When a major part of an organization’s mission is to provide in-person English as a Second Language (ESL) classes to Atlanta’s Latino community and a pandemic strikes, what do they do? How do they continue to offer classes, encourage existing students to return to class, and increase new enrollment?
For LaAmistad, a non-profit organization whose mission is “to prepare Latino students and families for success through academic and life enrichment programs,” their options broadened when a group of four Evening MBA students from the Georgia Tech Scheller College of Business joined the organization this summer to provide pro bono consulting aimed at increasing engagement and enrollment in their ESL classes, or “English for Successful Living” as LaAmistad likes to say.
The non-profit organization primarily serves adults aged 18 years and older with the average age being 30. Many speak little or no English and come to LaAmistad to help them become more productive individuals by learning how to speak English for employment, housing, and other opportunities.
“We recognized that we weren’t reaching the people that we need to help and to have the pro bono consulting MBAs help us to do that is huge for us. It just ties into the bigger picture,” said Briana Reeves, Director of LaAmistad’s ELS program.

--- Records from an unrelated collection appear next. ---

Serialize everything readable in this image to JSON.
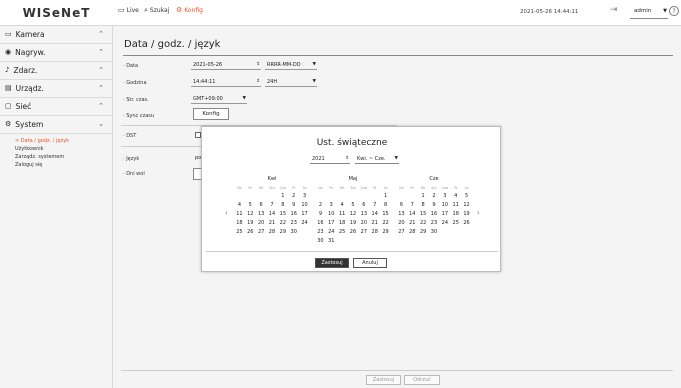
{
  "brand": {
    "logo": "WISeNeT"
  },
  "topnav": {
    "live": "Live",
    "search": "Szukaj",
    "setup": "Konfig",
    "datetime": "2021-05-26 14:44:11",
    "user": "admin",
    "help": "?"
  },
  "colors": {
    "accent": "#e8542a"
  },
  "sidebar": {
    "items": [
      {
        "label": "Kamera",
        "icon": "camera-icon"
      },
      {
        "label": "Nagryw.",
        "icon": "record-icon"
      },
      {
        "label": "Zdarz.",
        "icon": "bell-icon"
      },
      {
        "label": "Urządz.",
        "icon": "device-icon"
      },
      {
        "label": "Sieć",
        "icon": "network-icon"
      },
      {
        "label": "System",
        "icon": "gear-icon"
      }
    ],
    "system_sub": [
      "Data / godz. / język",
      "Użytkownik",
      "Zarządz. systemem",
      "Zaloguj się"
    ]
  },
  "page": {
    "title": "Data / godz. / język",
    "labels": {
      "date": "Data",
      "time": "Godzina",
      "timezone": "Str. czas.",
      "sync": "Sync czasu",
      "dst": "DST",
      "language": "Język",
      "holiday": "Dni wol"
    },
    "date_value": "2021-05-26",
    "date_format": "RRRR-MM-DD",
    "time_value": "14:44:11",
    "time_format": "24H",
    "timezone_value": "GMT+09:00",
    "sync_button": "Konfig",
    "language_value": "po",
    "apply": "Zastosuj",
    "cancel": "Odrzuć"
  },
  "modal": {
    "title": "Ust. świąteczne",
    "year": "2021",
    "range": "Kwi. ~ Cze.",
    "weekdays": [
      "Nd",
      "Pn",
      "Wt",
      "Śro",
      "Czw",
      "Pt",
      "So"
    ],
    "months": [
      {
        "name": "Kwi",
        "offset": 4,
        "days": 30
      },
      {
        "name": "Maj",
        "offset": 6,
        "days": 31
      },
      {
        "name": "Cze",
        "offset": 2,
        "days": 30
      }
    ],
    "ok": "Zastosuj",
    "cancel": "Anuluj"
  }
}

The MBA students were part of the Pro Bono Consulting Practicum, under the direction of Terry Blum, Tedd Munchak Chair in Entrepreneurship, ADVANCE Professor, and Faculty Director of the Institute for Leadership and Social Impact. They brought knowledge that addressed what LaAmistad needed to reach their goals. For the students, they quickly identified the most feasible way to encourage students to attend classes virtually was to increase LaAmistad’s online presence.
“Since the beginning of Covid-19, LaAmistad was suffering with their enrollment numbers. They were failing to convert their in-person students into virtual students. The project team’s three goals for the semester were to assess LaAmistad’s ESL marketing and communication activities; establish standards, norms, and guidelines for marketing in the post-Covid era; and create a tactical plan to ease implementation and enable success,” said Marilia Brocchetto, MBA ’21.
The team consisted of Brocchetto; Sam Boyd, MBA ’21; Daniel Diaz, MBA ’21; and Kelsi Swenson, MBA ’21. They identified these three initiatives for reaching potential students. “Our client’s goal was to grow their student base by 35% for the summer semester,” said Brocchetto, and according to the statistics, they accomplished that goal abundantly.
“By leveraging the strengths of each team member as well as the buoyant enthusiasm of LaAmistad’s ESL program director, the team was able to propose solutions and instill a willingness to try data-driven, out of the box ideas,” said Diaz.
In assessing LaAmistad’s marketing and communications needs, the team identified their website and social media presence as real opportunities to increase student outreach virtually, since the traditional in-person partnerships that LaAmistad had established with churches and other organizations for in-class teaching facilities were impossible. The team increased SEO on the website as well as Facebook engagement after identifying the platform as the one most used by students.
“The tools they gave us allowed us to keep the students engaged,” said Reeves. In addition to reconfiguring their website, SEO, and social media, the team identified print and email campaigns to grow awareness of the program at a price point LaAmistad could afford. “Things like user experiences on the website and email content can make or break a customer experience and a balance of big picture thinking and attention to detail are key to providing successful solutions,” said Boyd.
Their recommendations paid off. According to Reeves, from April to June, LaAmistad had 33 students. By July, 44 students were enrolled in the program. The team finished their project in August and for their fall enrollment, LaAmistad had increased enrollment to 82 students including two international students from Brazil and Guatemala.
As for the students’ experience, Diaz states, “From a personal perspective, words escape me when trying to verbalize how fulfilling it was serving LaAmistad and using the team’s collective experience and strengths to help them get momentum for their ESL program.”
Swensen agreed. “What’s really rewarding about working for a non-profit is that they are so low on resources because they have small budgets and resources. You can make a difference in a non-profit.”
The team recommended the Pro Bono Consulting Practicum to future MBAs as well. “It was great to see how we could actually help a non-profit in our area do well. It was rewarding to be able to team up with them and help them work through a problem. It also felt good to give back to the community,” summarized Brocchetto.